Think of your reader before you ‘send’ or post your message. Is the subject line helpful? (Letters need one too.) Is the action up front and clear? Most of all, consider the tone of your message. Tone is the sum of all parts of an email or letter — the way it looks and the way the reader feels; the order of information in your message, and the words you choose to say it.

Have a look at ‘How misinterpreted are your emails?’ on The Workforce Watercooler website

05 August 2013

For your health's sake, double-check the instructions

On Stuff today, Medical School researcher, Sonya Morgan, says that GPs need strategies to minimise the risk of communication problems. Some of our writing strategies work well for verbal consultations too. Such as thinking of the reader/listener by choosing words they'll be familiar with. 'Chunk and check' is a useful strategy in writing and speaking - giving information in small chunks, and giving the reader/listener time to take it in before giving new information.

The doctor-patient relationship is a shared responsibility. Patients need strategies to keep themselves safe too. Health providers are always busy, and waiting rooms can be intimidating, busy places.

Patients can double-check the instructions by using their own words to tell the doctor what they're going to do. And asking questions and writing down what they need to do will decrease everybody's risk.

02 August 2013

From our bookshelf: Blah Blah Blah

Today's book is Blah Blah Blah: What to do when words don’t work by Dan Roam

This book, by the author of The Back of the Napkin, describes how to combine the visual and verbal sides of your mind to think and communicate more clearly. Roam says that half of what we believe about thinking is wrong. Complexity, he says, kills our ability to think. Misunderstanding kills our ability to lead. Boredom kills our ability to care.

Laid out in three parts, the book describes the blah-blah-blah problem, introduces a solution (vivid thinking), and presents a map to get from where we are to where we need to be.

01 August 2013

The only guide to speech writing you'll ever need
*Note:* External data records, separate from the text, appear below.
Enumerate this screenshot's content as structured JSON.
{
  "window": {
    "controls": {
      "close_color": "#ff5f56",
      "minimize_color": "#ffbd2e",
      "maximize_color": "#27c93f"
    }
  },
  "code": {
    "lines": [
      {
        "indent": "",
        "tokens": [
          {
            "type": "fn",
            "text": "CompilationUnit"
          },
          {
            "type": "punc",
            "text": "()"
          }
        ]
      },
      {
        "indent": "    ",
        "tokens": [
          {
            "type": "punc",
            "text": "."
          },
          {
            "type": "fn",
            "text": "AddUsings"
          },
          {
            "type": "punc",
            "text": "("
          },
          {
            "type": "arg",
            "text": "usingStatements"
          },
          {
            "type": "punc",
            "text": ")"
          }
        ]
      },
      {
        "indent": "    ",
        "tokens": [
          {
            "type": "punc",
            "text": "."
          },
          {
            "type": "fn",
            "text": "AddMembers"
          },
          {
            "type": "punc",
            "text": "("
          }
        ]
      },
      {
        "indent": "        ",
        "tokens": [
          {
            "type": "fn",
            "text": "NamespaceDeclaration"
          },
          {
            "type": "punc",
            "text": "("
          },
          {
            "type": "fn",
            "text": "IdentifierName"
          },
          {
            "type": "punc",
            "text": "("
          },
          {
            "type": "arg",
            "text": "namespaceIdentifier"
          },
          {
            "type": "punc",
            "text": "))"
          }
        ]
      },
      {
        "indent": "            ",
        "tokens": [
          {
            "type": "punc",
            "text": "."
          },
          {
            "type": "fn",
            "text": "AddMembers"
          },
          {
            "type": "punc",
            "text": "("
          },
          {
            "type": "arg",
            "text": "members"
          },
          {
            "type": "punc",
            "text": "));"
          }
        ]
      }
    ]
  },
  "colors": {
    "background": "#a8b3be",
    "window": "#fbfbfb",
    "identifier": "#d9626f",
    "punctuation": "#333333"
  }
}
This week, two family members have had to write speeches; one was a school assignment, and the other a funeral eulogy. Too late, I remembered an excellent guide to writing a speech by former Write trainer Margaret Austin. This article covers everything you need to know about planning, writing, and delivering your speech.

Read A Beginner's Guide to Making a Speech

(In case you're interested, the eulogy went off without a hitch, but the school speech is yet to be delivered.)

Need more help with presentations?

It's a verb, Jim, but not as we know it

Our client asked: "Is actioned a word … a debate is raging here."

Our answer:
'Actioned' has made it into the Oxford Dictionary ( - see ‘verb’ near the bottom of the entry), so in that sense it is an accepted English word. But then so have nearly 200,000 other words. Oxford just records what words have wide circulation, not whether they should. The word ‘action’ is used as a verb in management speak but not in common English. As another commentator has said, ‘it’s awkward, jarring, and just plain ugly’. In most circumstances, we could replace ‘actioned’ with a better, more descriptive, and more pleasant-sounding word.